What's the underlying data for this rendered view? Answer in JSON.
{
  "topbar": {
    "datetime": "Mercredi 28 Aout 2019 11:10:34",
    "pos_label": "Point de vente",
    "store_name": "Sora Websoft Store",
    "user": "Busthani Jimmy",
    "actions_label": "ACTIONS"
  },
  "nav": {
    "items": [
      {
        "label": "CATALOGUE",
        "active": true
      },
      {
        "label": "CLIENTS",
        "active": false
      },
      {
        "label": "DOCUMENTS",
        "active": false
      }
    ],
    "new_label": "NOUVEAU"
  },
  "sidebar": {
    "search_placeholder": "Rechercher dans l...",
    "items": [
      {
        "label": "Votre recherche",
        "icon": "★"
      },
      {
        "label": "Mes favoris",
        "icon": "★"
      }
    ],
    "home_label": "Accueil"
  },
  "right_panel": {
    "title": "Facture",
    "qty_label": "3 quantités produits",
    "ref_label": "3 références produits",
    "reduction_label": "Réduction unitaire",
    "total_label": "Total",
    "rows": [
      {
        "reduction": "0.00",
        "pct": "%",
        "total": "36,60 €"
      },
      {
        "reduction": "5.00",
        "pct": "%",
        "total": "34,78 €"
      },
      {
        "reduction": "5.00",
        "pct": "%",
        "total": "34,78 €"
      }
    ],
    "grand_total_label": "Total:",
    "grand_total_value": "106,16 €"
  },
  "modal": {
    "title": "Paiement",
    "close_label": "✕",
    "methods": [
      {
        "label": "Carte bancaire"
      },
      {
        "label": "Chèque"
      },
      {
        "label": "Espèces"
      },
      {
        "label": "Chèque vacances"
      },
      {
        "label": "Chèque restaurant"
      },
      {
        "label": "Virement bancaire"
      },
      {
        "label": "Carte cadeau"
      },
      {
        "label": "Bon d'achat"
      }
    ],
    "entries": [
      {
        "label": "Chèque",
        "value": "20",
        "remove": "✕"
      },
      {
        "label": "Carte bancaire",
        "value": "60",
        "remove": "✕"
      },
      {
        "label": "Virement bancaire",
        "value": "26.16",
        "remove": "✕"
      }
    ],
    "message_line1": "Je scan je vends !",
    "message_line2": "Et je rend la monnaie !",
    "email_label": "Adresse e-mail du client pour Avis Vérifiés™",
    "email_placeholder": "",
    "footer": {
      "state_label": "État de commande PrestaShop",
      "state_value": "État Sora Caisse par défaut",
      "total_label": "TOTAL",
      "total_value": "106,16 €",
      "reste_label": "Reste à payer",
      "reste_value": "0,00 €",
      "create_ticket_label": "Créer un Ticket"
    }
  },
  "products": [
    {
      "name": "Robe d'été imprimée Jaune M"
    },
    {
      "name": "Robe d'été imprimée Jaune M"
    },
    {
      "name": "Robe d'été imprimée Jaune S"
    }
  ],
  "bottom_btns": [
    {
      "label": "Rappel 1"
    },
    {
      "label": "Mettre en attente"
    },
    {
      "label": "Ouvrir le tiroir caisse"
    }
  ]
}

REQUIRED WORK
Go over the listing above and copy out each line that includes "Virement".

EXERCISE RESPONSE
        "label": "Virement bancaire"
        "label": "Virement bancaire",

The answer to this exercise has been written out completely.